Material for this task:

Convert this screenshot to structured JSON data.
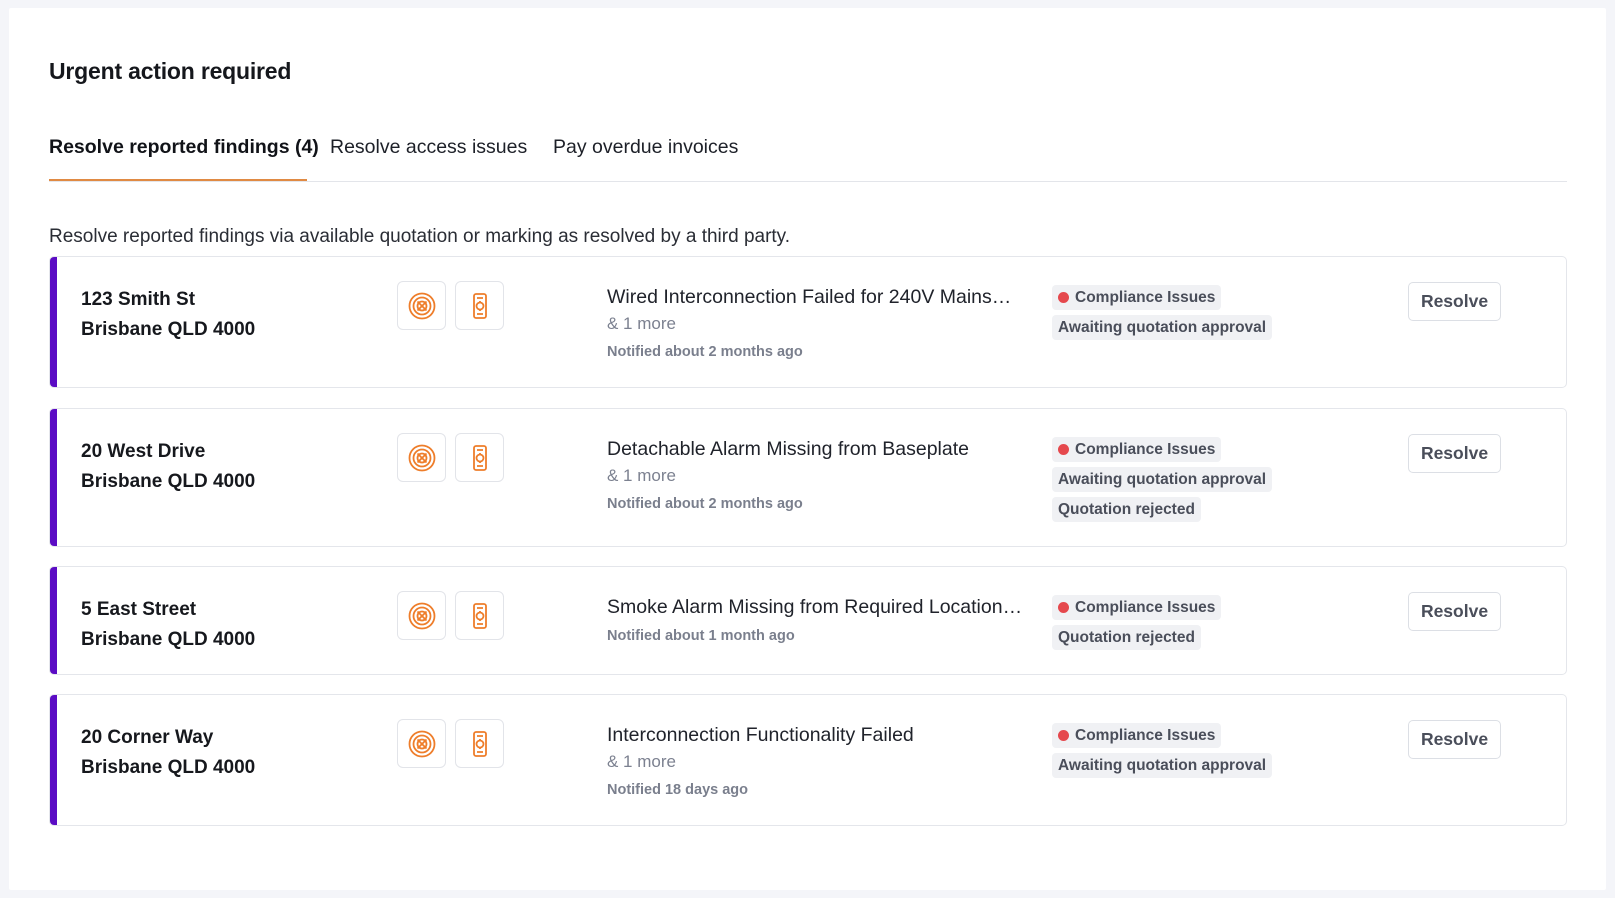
{
  "page": {
    "title": "Urgent action required",
    "description": "Resolve reported findings via available quotation or marking as resolved by a third party."
  },
  "tabs": [
    {
      "label": "Resolve reported findings (4)",
      "active": true
    },
    {
      "label": "Resolve access issues",
      "active": false
    },
    {
      "label": "Pay overdue invoices",
      "active": false
    }
  ],
  "colors": {
    "accent_bar": "#5b0cc4",
    "tab_underline": "#e08a43",
    "icon_orange": "#ee7d2a",
    "status_dot": "#e5484d"
  },
  "icons": [
    "smoke-alarm-icon",
    "alarm-device-icon"
  ],
  "cards": [
    {
      "street": "123 Smith St",
      "suburb": "Brisbane QLD 4000",
      "finding": "Wired Interconnection Failed for 240V Mains…",
      "more": "& 1 more",
      "notified": "Notified about 2 months ago",
      "tags": [
        "Compliance Issues",
        "Awaiting quotation approval"
      ],
      "action": "Resolve"
    },
    {
      "street": "20 West Drive",
      "suburb": "Brisbane QLD 4000",
      "finding": "Detachable Alarm Missing from Baseplate",
      "more": "& 1 more",
      "notified": "Notified about 2 months ago",
      "tags": [
        "Compliance Issues",
        "Awaiting quotation approval",
        "Quotation rejected"
      ],
      "action": "Resolve"
    },
    {
      "street": "5 East Street",
      "suburb": "Brisbane QLD 4000",
      "finding": "Smoke Alarm Missing from Required Location…",
      "more": "",
      "notified": "Notified about 1 month ago",
      "tags": [
        "Compliance Issues",
        "Quotation rejected"
      ],
      "action": "Resolve"
    },
    {
      "street": "20 Corner Way",
      "suburb": "Brisbane QLD 4000",
      "finding": "Interconnection Functionality Failed",
      "more": "& 1 more",
      "notified": "Notified 18 days ago",
      "tags": [
        "Compliance Issues",
        "Awaiting quotation approval"
      ],
      "action": "Resolve"
    }
  ]
}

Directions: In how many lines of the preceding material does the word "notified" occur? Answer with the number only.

Task output: 4